EXERCISE BRIEF
In the data below, locate each line with the word "Windows" and list it.

RECORDED DATA
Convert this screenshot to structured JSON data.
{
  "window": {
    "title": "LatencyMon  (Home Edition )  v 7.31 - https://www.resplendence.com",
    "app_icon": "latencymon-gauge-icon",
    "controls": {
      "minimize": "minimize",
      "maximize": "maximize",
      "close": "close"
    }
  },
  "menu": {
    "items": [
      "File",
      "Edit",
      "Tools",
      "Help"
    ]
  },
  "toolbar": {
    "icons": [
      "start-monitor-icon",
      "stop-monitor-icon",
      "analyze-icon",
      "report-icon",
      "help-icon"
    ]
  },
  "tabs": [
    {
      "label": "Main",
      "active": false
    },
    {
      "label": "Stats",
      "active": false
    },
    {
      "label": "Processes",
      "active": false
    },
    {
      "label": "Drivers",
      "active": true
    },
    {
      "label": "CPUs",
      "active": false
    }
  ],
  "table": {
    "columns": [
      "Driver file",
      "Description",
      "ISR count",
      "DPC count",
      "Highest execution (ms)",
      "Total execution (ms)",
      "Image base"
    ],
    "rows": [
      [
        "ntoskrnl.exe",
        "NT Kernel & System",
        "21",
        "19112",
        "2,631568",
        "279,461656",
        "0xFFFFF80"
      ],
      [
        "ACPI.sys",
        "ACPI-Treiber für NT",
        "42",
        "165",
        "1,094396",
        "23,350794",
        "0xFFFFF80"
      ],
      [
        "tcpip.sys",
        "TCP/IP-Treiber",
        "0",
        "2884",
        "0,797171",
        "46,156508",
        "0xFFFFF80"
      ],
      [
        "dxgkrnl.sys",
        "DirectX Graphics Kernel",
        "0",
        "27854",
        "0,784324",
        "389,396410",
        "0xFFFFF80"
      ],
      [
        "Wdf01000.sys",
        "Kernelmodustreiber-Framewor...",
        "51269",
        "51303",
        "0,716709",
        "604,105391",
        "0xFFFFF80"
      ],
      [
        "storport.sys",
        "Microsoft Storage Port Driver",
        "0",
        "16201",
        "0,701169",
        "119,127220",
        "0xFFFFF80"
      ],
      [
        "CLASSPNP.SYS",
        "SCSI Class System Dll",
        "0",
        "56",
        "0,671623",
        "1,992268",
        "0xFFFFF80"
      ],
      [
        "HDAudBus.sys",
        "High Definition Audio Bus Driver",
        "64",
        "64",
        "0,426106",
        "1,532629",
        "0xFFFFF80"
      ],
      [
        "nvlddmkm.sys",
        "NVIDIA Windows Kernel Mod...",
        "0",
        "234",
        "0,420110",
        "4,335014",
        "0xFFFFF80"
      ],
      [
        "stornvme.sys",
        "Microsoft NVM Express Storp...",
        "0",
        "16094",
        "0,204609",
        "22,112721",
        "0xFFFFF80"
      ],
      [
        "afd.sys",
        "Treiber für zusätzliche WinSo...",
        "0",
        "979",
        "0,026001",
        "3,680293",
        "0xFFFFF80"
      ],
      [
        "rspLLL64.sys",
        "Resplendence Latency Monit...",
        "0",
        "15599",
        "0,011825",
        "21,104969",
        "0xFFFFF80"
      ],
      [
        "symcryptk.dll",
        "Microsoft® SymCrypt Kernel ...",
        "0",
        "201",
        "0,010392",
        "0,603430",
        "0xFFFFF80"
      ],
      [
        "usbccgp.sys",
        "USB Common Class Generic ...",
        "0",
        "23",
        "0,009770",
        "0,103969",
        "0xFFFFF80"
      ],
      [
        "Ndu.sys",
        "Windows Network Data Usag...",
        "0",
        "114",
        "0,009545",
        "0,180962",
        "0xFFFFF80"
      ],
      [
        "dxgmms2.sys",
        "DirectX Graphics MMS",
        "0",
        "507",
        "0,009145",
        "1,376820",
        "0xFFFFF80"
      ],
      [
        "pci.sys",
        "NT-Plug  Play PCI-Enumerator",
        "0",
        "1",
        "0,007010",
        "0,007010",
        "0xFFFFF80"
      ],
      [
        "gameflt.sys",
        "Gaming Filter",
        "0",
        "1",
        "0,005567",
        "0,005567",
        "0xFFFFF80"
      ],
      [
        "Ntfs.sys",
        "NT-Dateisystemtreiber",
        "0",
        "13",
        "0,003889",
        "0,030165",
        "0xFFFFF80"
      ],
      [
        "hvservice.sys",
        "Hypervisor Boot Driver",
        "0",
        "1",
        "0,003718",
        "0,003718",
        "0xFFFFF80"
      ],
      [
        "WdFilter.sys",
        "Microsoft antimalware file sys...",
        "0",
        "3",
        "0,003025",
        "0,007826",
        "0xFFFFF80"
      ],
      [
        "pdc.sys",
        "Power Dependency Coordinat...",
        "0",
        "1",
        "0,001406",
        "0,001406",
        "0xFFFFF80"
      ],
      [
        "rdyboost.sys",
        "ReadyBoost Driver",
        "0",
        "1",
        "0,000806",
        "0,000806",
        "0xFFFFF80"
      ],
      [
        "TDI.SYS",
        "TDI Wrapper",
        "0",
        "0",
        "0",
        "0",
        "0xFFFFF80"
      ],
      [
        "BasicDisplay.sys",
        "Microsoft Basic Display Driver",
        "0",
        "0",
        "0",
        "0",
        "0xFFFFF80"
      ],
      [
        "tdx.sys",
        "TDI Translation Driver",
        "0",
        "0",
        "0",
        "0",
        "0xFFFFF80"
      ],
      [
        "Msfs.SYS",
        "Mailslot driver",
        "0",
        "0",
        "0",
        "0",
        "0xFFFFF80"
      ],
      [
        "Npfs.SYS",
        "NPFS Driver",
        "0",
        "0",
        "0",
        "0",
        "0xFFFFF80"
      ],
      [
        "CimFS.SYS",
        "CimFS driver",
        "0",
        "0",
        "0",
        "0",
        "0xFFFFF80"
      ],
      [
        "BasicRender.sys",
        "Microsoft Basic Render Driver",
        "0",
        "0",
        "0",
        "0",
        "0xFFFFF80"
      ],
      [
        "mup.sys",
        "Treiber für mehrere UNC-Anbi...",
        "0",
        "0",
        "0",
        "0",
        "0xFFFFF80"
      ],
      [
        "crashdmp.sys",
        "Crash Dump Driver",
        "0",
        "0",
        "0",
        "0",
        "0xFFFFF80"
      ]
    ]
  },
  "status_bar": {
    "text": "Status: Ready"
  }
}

EXERCISE RESPONSE
        "NVIDIA Windows Kernel Mod...",
        "Windows Network Data Usag...",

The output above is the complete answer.